Front-of-pack (FOP) nutrition labels are designed to give simplified nutrition information to consumers at a glance. FOP labels are also considered an effective way to help people make healthier food choices and consequently promote the reformulation of more food goods to contain less salt, thus further improving consumer’s diets. As a result, in 2018, 96% of our products provided nutritional information in line with our nutrition labelling commitment.
Unilever’s aim is to systematically reduce the amount of salt across its portfolio to help consumers meet the globally recommended daily salt intake of 5 g per day. Unilever is working towards this target through the continuous reformulation of high-salt products. Knorrox has paved the way with their stock cubes variants which are now available with 25% less salt as per salt regulation.
In addition, Unilever runs several behaviour change interventions such as awareness campaigns and health education programs to empower people to improve their diets and increase demand for lower-salt food products. The awareness campaign features key messages on the risks of high salt intake on one’s health, the 5 g/d salt target, sources of salt and advice to check labels for salt content.
But do consumers actually read labels?
A 2018 study by the Public Health Nutrition, showed that although “less salt product” information was available on pack, participants continued to add salt post-preparation in the form of table salt.
The study concluded that participants like salt-reduced soups but in fact they liked them more when they carried a nutritional message. However, the battle still lies in prompting consumers to regularly read labels.
Country-specific tailored communication continues to be essential to attracting consumers towards salt-reduced products.
Bertram, M.Y., Steyn, K., Wentzel-Viljoen, E., Tollman, S. and Hofman, K.J., 2012. Reducing the sodium content of high-salt foods: effect on cardiovascular disease in South Africa. South African Medical Journal, 102(9), pp.743-745.
Regan, Á., Kent, M., Raats, M., McConnon, Á., Wall, P. and Dubois, L., 2017. Applying a consumer behaviour lens to salt reduction initiatives.
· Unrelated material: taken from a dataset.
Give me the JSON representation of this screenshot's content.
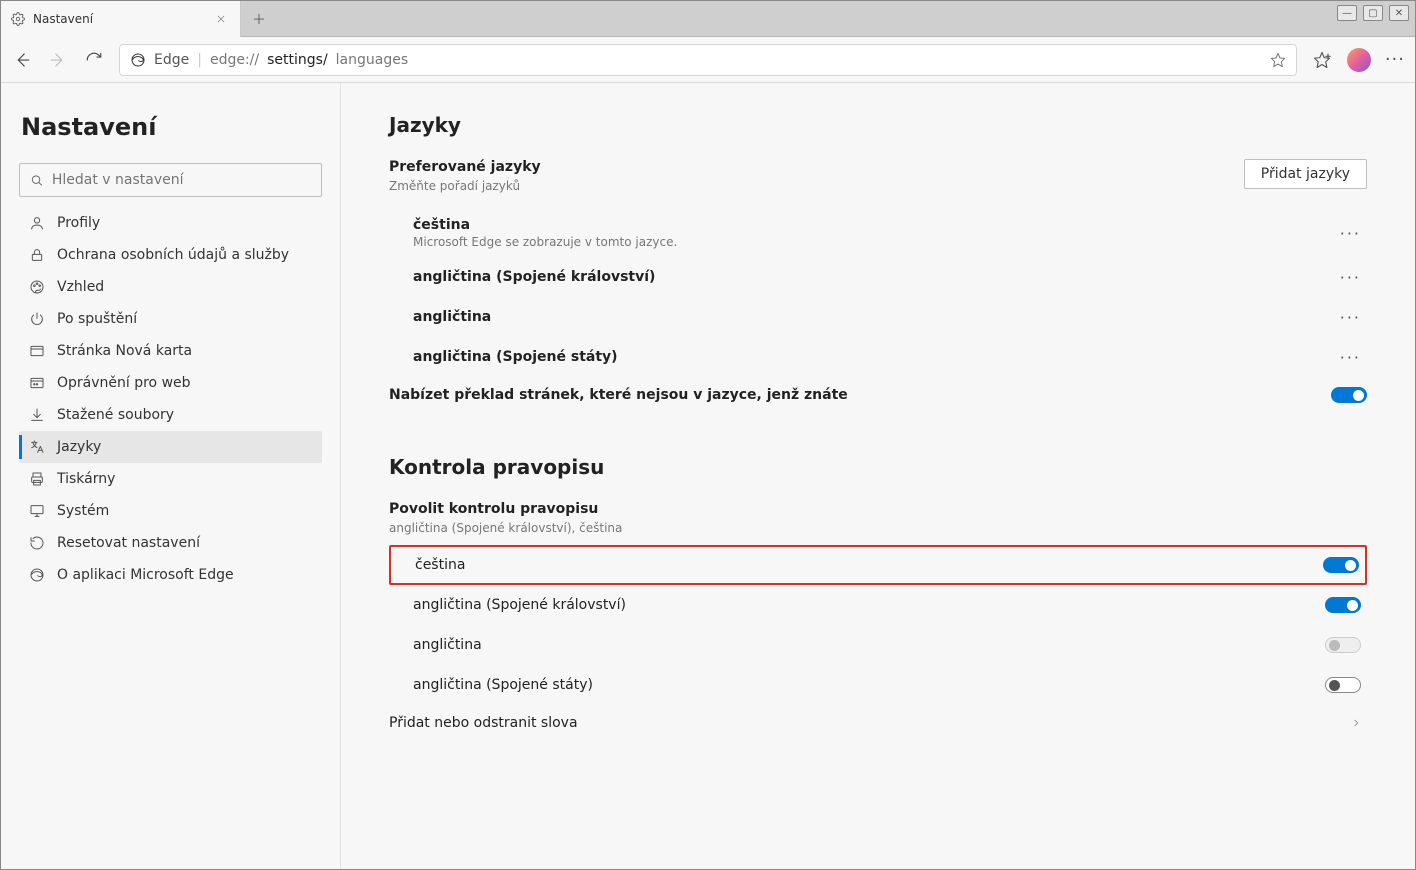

Nutrients, 9(8), p.901.
World Health Organization, 2016. The SHAKE technical package for salt reduction.
Zandstra, E.H., Willems, A.A. and Lion, R., 2018. Making salt-reduced products more appealing to consumers: impact of front-of-pack messages on liking and table salt use over time. Public health nutrition, 21(15), pp.2762-2772.